EXERCISE MATERIALS:
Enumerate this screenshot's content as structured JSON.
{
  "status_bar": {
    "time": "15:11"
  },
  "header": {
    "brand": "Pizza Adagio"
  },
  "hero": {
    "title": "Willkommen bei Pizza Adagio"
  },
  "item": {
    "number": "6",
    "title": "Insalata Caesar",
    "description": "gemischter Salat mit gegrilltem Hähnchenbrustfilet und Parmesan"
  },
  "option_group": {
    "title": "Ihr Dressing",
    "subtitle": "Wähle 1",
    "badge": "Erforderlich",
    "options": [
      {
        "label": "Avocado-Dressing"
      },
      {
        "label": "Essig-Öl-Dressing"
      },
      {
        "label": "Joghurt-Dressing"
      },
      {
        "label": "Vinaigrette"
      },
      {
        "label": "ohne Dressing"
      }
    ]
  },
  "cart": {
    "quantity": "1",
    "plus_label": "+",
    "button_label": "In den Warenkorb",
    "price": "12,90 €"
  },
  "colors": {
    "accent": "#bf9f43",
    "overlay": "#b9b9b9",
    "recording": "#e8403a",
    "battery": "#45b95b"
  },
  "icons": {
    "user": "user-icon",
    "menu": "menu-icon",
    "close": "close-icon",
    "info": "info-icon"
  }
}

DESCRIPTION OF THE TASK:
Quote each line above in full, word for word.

ANSWER FOR THE TASK:
Enumerate this screenshot's content as structured JSON.
{
  "status_bar": {
    "time": "15:11"
  },
  "header": {
    "brand": "Pizza Adagio"
  },
  "hero": {
    "title": "Willkommen bei Pizza Adagio"
  },
  "item": {
    "number": "6",
    "title": "Insalata Caesar",
    "description": "gemischter Salat mit gegrilltem Hähnchenbrustfilet und Parmesan"
  },
  "option_group": {
    "title": "Ihr Dressing",
    "subtitle": "Wähle 1",
    "badge": "Erforderlich",
    "options": [
      {
        "label": "Avocado-Dressing"
      },
      {
        "label": "Essig-Öl-Dressing"
      },
      {
        "label": "Joghurt-Dressing"
      },
      {
        "label": "Vinaigrette"
      },
      {
        "label": "ohne Dressing"
      }
    ]
  },
  "cart": {
    "quantity": "1",
    "plus_label": "+",
    "button_label": "In den Warenkorb",
    "price": "12,90 €"
  },
  "colors": {
    "accent": "#bf9f43",
    "overlay": "#b9b9b9",
    "recording": "#e8403a",
    "battery": "#45b95b"
  },
  "icons": {
    "user": "user-icon",
    "menu": "menu-icon",
    "close": "close-icon",
    "info": "info-icon"
  }
}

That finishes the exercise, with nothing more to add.